Your objective: Print the listing exactly.

Provided information:
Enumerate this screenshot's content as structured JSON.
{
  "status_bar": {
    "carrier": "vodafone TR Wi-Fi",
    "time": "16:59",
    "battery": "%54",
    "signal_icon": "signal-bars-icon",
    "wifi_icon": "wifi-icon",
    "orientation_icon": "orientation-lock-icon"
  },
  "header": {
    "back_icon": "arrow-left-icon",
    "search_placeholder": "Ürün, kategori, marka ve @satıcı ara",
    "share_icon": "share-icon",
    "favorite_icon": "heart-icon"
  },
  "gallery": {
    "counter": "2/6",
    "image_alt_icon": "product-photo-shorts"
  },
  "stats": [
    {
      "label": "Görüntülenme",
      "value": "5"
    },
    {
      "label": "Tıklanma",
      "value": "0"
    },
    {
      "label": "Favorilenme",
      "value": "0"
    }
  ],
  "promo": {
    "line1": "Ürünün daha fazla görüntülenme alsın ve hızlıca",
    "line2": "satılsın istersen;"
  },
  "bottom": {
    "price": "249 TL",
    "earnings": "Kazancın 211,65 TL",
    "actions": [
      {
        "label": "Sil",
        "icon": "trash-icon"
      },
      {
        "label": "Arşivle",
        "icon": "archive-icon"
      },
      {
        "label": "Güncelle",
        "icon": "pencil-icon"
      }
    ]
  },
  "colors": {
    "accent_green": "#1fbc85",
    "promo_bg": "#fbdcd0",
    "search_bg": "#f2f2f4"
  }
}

Answer to the problem:
Enumerate this screenshot's content as structured JSON.
{
  "status_bar": {
    "carrier": "vodafone TR Wi-Fi",
    "time": "16:59",
    "battery": "%54",
    "signal_icon": "signal-bars-icon",
    "wifi_icon": "wifi-icon",
    "orientation_icon": "orientation-lock-icon"
  },
  "header": {
    "back_icon": "arrow-left-icon",
    "search_placeholder": "Ürün, kategori, marka ve @satıcı ara",
    "share_icon": "share-icon",
    "favorite_icon": "heart-icon"
  },
  "gallery": {
    "counter": "2/6",
    "image_alt_icon": "product-photo-shorts"
  },
  "stats": [
    {
      "label": "Görüntülenme",
      "value": "5"
    },
    {
      "label": "Tıklanma",
      "value": "0"
    },
    {
      "label": "Favorilenme",
      "value": "0"
    }
  ],
  "promo": {
    "line1": "Ürünün daha fazla görüntülenme alsın ve hızlıca",
    "line2": "satılsın istersen;"
  },
  "bottom": {
    "price": "249 TL",
    "earnings": "Kazancın 211,65 TL",
    "actions": [
      {
        "label": "Sil",
        "icon": "trash-icon"
      },
      {
        "label": "Arşivle",
        "icon": "archive-icon"
      },
      {
        "label": "Güncelle",
        "icon": "pencil-icon"
      }
    ]
  },
  "colors": {
    "accent_green": "#1fbc85",
    "promo_bg": "#fbdcd0",
    "search_bg": "#f2f2f4"
  }
}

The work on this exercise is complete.